===== Records to process =====

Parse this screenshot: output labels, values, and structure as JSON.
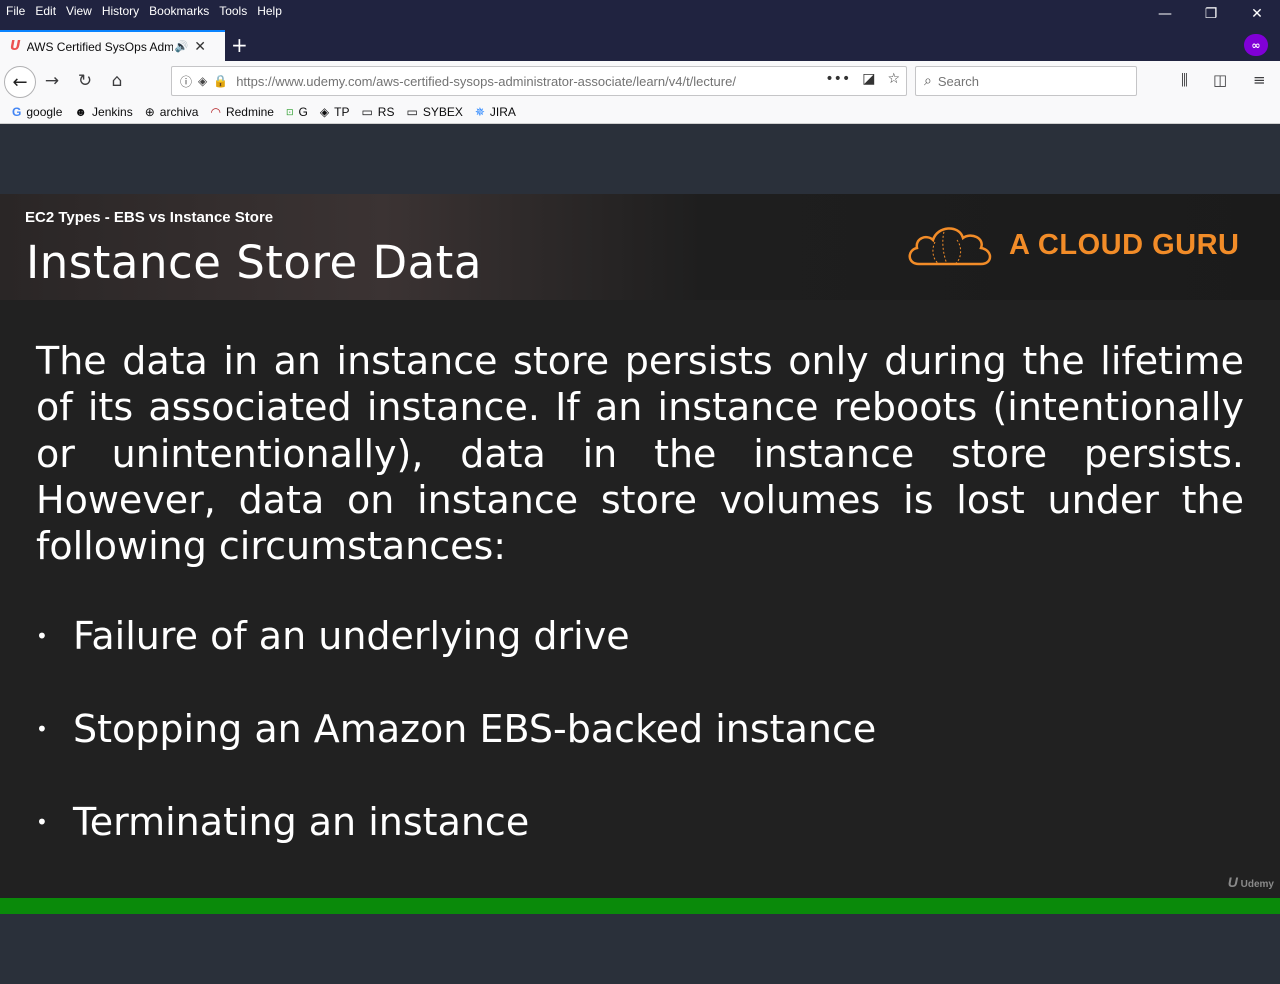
{
  "menu": [
    "File",
    "Edit",
    "View",
    "History",
    "Bookmarks",
    "Tools",
    "Help"
  ],
  "tab": {
    "title": "AWS Certified SysOps Admi",
    "icon": "udemy-icon"
  },
  "window_controls": {
    "minimize": "—",
    "restore": "❐",
    "close": "✕"
  },
  "nav": {
    "url_host": "https://www.udemy.com",
    "url_path": "/aws-certified-sysops-administrator-associate/learn/v4/t/lecture/",
    "search_placeholder": "Search",
    "page_actions": "•••"
  },
  "bookmarks": [
    {
      "label": "google",
      "icon": "google-icon"
    },
    {
      "label": "Jenkins",
      "icon": "jenkins-icon"
    },
    {
      "label": "archiva",
      "icon": "globe-icon"
    },
    {
      "label": "Redmine",
      "icon": "redmine-icon"
    },
    {
      "label": "G",
      "icon": "g-bookmark-icon"
    },
    {
      "label": "TP",
      "icon": "diamond-icon"
    },
    {
      "label": "RS",
      "icon": "folder-icon"
    },
    {
      "label": "SYBEX",
      "icon": "folder-icon"
    },
    {
      "label": "JIRA",
      "icon": "jira-icon"
    }
  ],
  "slide": {
    "subtitle": "EC2 Types - EBS vs Instance Store",
    "title": "Instance Store Data",
    "brand": "A CLOUD GURU",
    "paragraph": "The data in an instance store persists only during the lifetime of its associated instance. If an instance reboots (intentionally or unintentionally), data in the instance store persists. However, data on instance store volumes is lost under the following circumstances:",
    "bullets": [
      "Failure of an underlying drive",
      "Stopping an Amazon EBS-backed instance",
      "Terminating an instance"
    ],
    "watermark": "Udemy"
  },
  "colors": {
    "brand": "#f28c28",
    "progress": "#0a8a0a",
    "private": "#8000d7"
  }
}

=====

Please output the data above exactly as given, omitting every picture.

Parse this screenshot: output labels, values, and structure as JSON.
{
  "menu": [
    "File",
    "Edit",
    "View",
    "History",
    "Bookmarks",
    "Tools",
    "Help"
  ],
  "tab": {
    "title": "AWS Certified SysOps Admi",
    "icon": "udemy-icon"
  },
  "window_controls": {
    "minimize": "—",
    "restore": "❐",
    "close": "✕"
  },
  "nav": {
    "url_host": "https://www.udemy.com",
    "url_path": "/aws-certified-sysops-administrator-associate/learn/v4/t/lecture/",
    "search_placeholder": "Search",
    "page_actions": "•••"
  },
  "bookmarks": [
    {
      "label": "google",
      "icon": "google-icon"
    },
    {
      "label": "Jenkins",
      "icon": "jenkins-icon"
    },
    {
      "label": "archiva",
      "icon": "globe-icon"
    },
    {
      "label": "Redmine",
      "icon": "redmine-icon"
    },
    {
      "label": "G",
      "icon": "g-bookmark-icon"
    },
    {
      "label": "TP",
      "icon": "diamond-icon"
    },
    {
      "label": "RS",
      "icon": "folder-icon"
    },
    {
      "label": "SYBEX",
      "icon": "folder-icon"
    },
    {
      "label": "JIRA",
      "icon": "jira-icon"
    }
  ],
  "slide": {
    "subtitle": "EC2 Types - EBS vs Instance Store",
    "title": "Instance Store Data",
    "brand": "A CLOUD GURU",
    "paragraph": "The data in an instance store persists only during the lifetime of its associated instance. If an instance reboots (intentionally or unintentionally), data in the instance store persists. However, data on instance store volumes is lost under the following circumstances:",
    "bullets": [
      "Failure of an underlying drive",
      "Stopping an Amazon EBS-backed instance",
      "Terminating an instance"
    ],
    "watermark": "Udemy"
  },
  "colors": {
    "brand": "#f28c28",
    "progress": "#0a8a0a",
    "private": "#8000d7"
  }
}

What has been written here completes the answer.